#### TASK TO COMPLETE
Down to the last line, output the records below exactly.

━━━━━━

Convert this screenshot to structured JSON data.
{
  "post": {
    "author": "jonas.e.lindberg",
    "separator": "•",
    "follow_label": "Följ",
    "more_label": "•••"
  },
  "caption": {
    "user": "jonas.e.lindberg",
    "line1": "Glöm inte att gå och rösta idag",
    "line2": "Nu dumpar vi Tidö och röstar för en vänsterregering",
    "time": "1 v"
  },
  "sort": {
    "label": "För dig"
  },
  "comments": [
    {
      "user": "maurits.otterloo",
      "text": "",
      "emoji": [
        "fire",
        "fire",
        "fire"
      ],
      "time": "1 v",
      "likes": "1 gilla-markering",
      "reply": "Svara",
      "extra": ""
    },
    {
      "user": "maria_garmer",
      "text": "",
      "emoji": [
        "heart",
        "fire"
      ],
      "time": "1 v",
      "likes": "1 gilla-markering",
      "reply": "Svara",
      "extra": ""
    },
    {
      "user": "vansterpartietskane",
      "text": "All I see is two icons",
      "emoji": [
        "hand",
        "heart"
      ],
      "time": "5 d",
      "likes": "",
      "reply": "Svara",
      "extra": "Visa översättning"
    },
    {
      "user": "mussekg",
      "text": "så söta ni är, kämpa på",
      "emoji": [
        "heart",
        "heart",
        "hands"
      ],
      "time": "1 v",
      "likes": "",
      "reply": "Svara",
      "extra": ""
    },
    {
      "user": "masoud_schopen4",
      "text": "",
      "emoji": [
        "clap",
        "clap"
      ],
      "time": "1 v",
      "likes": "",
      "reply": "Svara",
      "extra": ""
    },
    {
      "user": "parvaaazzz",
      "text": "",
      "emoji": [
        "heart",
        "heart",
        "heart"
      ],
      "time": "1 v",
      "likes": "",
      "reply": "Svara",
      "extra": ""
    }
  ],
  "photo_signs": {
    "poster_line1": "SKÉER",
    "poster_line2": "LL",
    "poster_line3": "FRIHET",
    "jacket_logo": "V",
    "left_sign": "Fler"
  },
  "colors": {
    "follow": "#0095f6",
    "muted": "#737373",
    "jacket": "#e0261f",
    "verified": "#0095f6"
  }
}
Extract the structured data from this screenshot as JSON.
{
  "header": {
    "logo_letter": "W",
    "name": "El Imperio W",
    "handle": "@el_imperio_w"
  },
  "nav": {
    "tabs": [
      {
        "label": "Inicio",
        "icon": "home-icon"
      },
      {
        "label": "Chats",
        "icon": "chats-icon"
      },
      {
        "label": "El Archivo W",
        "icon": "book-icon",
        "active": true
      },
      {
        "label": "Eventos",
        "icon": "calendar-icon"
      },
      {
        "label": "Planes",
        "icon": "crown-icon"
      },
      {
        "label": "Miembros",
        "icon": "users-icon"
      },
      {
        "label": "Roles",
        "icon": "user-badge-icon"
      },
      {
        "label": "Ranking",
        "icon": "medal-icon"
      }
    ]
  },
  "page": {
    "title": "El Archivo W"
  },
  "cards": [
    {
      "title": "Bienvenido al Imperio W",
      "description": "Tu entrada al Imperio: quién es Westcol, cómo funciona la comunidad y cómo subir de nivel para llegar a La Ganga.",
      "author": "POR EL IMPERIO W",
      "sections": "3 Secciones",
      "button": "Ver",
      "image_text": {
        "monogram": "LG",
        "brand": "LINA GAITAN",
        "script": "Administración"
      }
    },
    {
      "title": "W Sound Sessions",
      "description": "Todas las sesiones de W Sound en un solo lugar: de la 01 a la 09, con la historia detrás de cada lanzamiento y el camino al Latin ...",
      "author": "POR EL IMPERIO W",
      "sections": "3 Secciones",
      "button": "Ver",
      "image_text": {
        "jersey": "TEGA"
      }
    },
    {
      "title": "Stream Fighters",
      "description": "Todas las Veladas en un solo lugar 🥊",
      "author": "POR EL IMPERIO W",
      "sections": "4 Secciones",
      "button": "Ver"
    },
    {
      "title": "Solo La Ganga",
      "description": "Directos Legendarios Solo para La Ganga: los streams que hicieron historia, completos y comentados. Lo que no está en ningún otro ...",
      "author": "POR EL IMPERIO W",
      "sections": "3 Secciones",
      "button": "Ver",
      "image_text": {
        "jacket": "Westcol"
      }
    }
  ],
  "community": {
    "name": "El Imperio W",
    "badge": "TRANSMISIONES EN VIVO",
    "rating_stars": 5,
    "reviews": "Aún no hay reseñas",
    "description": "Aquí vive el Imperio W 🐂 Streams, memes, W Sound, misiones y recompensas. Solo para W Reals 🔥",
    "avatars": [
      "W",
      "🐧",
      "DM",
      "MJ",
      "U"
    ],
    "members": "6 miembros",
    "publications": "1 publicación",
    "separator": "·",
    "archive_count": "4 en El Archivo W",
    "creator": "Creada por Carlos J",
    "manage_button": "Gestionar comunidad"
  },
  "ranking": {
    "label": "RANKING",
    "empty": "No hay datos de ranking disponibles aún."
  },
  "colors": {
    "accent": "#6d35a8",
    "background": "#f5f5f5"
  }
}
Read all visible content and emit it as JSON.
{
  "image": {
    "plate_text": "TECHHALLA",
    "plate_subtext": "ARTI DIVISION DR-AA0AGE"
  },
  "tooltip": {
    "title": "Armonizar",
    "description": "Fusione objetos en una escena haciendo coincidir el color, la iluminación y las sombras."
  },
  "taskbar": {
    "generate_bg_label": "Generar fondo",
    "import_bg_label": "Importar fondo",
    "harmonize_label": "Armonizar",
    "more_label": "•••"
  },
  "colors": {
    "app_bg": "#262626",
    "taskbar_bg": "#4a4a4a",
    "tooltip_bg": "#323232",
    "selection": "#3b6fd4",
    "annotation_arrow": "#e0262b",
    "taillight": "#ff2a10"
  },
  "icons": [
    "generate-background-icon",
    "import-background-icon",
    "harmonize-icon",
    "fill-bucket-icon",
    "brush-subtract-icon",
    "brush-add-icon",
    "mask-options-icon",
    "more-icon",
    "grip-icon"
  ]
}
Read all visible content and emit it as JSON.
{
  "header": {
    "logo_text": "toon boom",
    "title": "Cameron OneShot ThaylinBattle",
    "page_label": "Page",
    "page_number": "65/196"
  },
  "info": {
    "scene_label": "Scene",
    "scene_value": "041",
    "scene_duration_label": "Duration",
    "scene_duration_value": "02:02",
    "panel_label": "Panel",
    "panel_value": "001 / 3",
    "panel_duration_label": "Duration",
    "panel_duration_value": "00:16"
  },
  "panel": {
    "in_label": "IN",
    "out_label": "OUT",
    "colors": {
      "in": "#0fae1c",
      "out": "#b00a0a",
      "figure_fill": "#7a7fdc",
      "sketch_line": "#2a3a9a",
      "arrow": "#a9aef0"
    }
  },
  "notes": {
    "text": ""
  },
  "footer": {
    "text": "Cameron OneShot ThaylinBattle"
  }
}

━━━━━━

#### SOLUTION BELOW
Convert this screenshot to structured JSON data.
{
  "post": {
    "author": "jonas.e.lindberg",
    "separator": "•",
    "follow_label": "Följ",
    "more_label": "•••"
  },
  "caption": {
    "user": "jonas.e.lindberg",
    "line1": "Glöm inte att gå och rösta idag",
    "line2": "Nu dumpar vi Tidö och röstar för en vänsterregering",
    "time": "1 v"
  },
  "sort": {
    "label": "För dig"
  },
  "comments": [
    {
      "user": "maurits.otterloo",
      "text": "",
      "emoji": [
        "fire",
        "fire",
        "fire"
      ],
      "time": "1 v",
      "likes": "1 gilla-markering",
      "reply": "Svara",
      "extra": ""
    },
    {
      "user": "maria_garmer",
      "text": "",
      "emoji": [
        "heart",
        "fire"
      ],
      "time": "1 v",
      "likes": "1 gilla-markering",
      "reply": "Svara",
      "extra": ""
    },
    {
      "user": "vansterpartietskane",
      "text": "All I see is two icons",
      "emoji": [
        "hand",
        "heart"
      ],
      "time": "5 d",
      "likes": "",
      "reply": "Svara",
      "extra": "Visa översättning"
    },
    {
      "user": "mussekg",
      "text": "så söta ni är, kämpa på",
      "emoji": [
        "heart",
        "heart",
        "hands"
      ],
      "time": "1 v",
      "likes": "",
      "reply": "Svara",
      "extra": ""
    },
    {
      "user": "masoud_schopen4",
      "text": "",
      "emoji": [
        "clap",
        "clap"
      ],
      "time": "1 v",
      "likes": "",
      "reply": "Svara",
      "extra": ""
    },
    {
      "user": "parvaaazzz",
      "text": "",
      "emoji": [
        "heart",
        "heart",
        "heart"
      ],
      "time": "1 v",
      "likes": "",
      "reply": "Svara",
      "extra": ""
    }
  ],
  "photo_signs": {
    "poster_line1": "SKÉER",
    "poster_line2": "LL",
    "poster_line3": "FRIHET",
    "jacket_logo": "V",
    "left_sign": "Fler"
  },
  "colors": {
    "follow": "#0095f6",
    "muted": "#737373",
    "jacket": "#e0261f",
    "verified": "#0095f6"
  }
}
Extract the structured data from this screenshot as JSON.
{
  "header": {
    "logo_letter": "W",
    "name": "El Imperio W",
    "handle": "@el_imperio_w"
  },
  "nav": {
    "tabs": [
      {
        "label": "Inicio",
        "icon": "home-icon"
      },
      {
        "label": "Chats",
        "icon": "chats-icon"
      },
      {
        "label": "El Archivo W",
        "icon": "book-icon",
        "active": true
      },
      {
        "label": "Eventos",
        "icon": "calendar-icon"
      },
      {
        "label": "Planes",
        "icon": "crown-icon"
      },
      {
        "label": "Miembros",
        "icon": "users-icon"
      },
      {
        "label": "Roles",
        "icon": "user-badge-icon"
      },
      {
        "label": "Ranking",
        "icon": "medal-icon"
      }
    ]
  },
  "page": {
    "title": "El Archivo W"
  },
  "cards": [
    {
      "title": "Bienvenido al Imperio W",
      "description": "Tu entrada al Imperio: quién es Westcol, cómo funciona la comunidad y cómo subir de nivel para llegar a La Ganga.",
      "author": "POR EL IMPERIO W",
      "sections": "3 Secciones",
      "button": "Ver",
      "image_text": {
        "monogram": "LG",
        "brand": "LINA GAITAN",
        "script": "Administración"
      }
    },
    {
      "title": "W Sound Sessions",
      "description": "Todas las sesiones de W Sound en un solo lugar: de la 01 a la 09, con la historia detrás de cada lanzamiento y el camino al Latin ...",
      "author": "POR EL IMPERIO W",
      "sections": "3 Secciones",
      "button": "Ver",
      "image_text": {
        "jersey": "TEGA"
      }
    },
    {
      "title": "Stream Fighters",
      "description": "Todas las Veladas en un solo lugar 🥊",
      "author": "POR EL IMPERIO W",
      "sections": "4 Secciones",
      "button": "Ver"
    },
    {
      "title": "Solo La Ganga",
      "description": "Directos Legendarios Solo para La Ganga: los streams que hicieron historia, completos y comentados. Lo que no está en ningún otro ...",
      "author": "POR EL IMPERIO W",
      "sections": "3 Secciones",
      "button": "Ver",
      "image_text": {
        "jacket": "Westcol"
      }
    }
  ],
  "community": {
    "name": "El Imperio W",
    "badge": "TRANSMISIONES EN VIVO",
    "rating_stars": 5,
    "reviews": "Aún no hay reseñas",
    "description": "Aquí vive el Imperio W 🐂 Streams, memes, W Sound, misiones y recompensas. Solo para W Reals 🔥",
    "avatars": [
      "W",
      "🐧",
      "DM",
      "MJ",
      "U"
    ],
    "members": "6 miembros",
    "publications": "1 publicación",
    "separator": "·",
    "archive_count": "4 en El Archivo W",
    "creator": "Creada por Carlos J",
    "manage_button": "Gestionar comunidad"
  },
  "ranking": {
    "label": "RANKING",
    "empty": "No hay datos de ranking disponibles aún."
  },
  "colors": {
    "accent": "#6d35a8",
    "background": "#f5f5f5"
  }
}
Read all visible content and emit it as JSON.
{
  "image": {
    "plate_text": "TECHHALLA",
    "plate_subtext": "ARTI DIVISION DR-AA0AGE"
  },
  "tooltip": {
    "title": "Armonizar",
    "description": "Fusione objetos en una escena haciendo coincidir el color, la iluminación y las sombras."
  },
  "taskbar": {
    "generate_bg_label": "Generar fondo",
    "import_bg_label": "Importar fondo",
    "harmonize_label": "Armonizar",
    "more_label": "•••"
  },
  "colors": {
    "app_bg": "#262626",
    "taskbar_bg": "#4a4a4a",
    "tooltip_bg": "#323232",
    "selection": "#3b6fd4",
    "annotation_arrow": "#e0262b",
    "taillight": "#ff2a10"
  },
  "icons": [
    "generate-background-icon",
    "import-background-icon",
    "harmonize-icon",
    "fill-bucket-icon",
    "brush-subtract-icon",
    "brush-add-icon",
    "mask-options-icon",
    "more-icon",
    "grip-icon"
  ]
}
Read all visible content and emit it as JSON.
{
  "header": {
    "logo_text": "toon boom",
    "title": "Cameron OneShot ThaylinBattle",
    "page_label": "Page",
    "page_number": "65/196"
  },
  "info": {
    "scene_label": "Scene",
    "scene_value": "041",
    "scene_duration_label": "Duration",
    "scene_duration_value": "02:02",
    "panel_label": "Panel",
    "panel_value": "001 / 3",
    "panel_duration_label": "Duration",
    "panel_duration_value": "00:16"
  },
  "panel": {
    "in_label": "IN",
    "out_label": "OUT",
    "colors": {
      "in": "#0fae1c",
      "out": "#b00a0a",
      "figure_fill": "#7a7fdc",
      "sketch_line": "#2a3a9a",
      "arrow": "#a9aef0"
    }
  },
  "notes": {
    "text": ""
  },
  "footer": {
    "text": "Cameron OneShot ThaylinBattle"
  }
}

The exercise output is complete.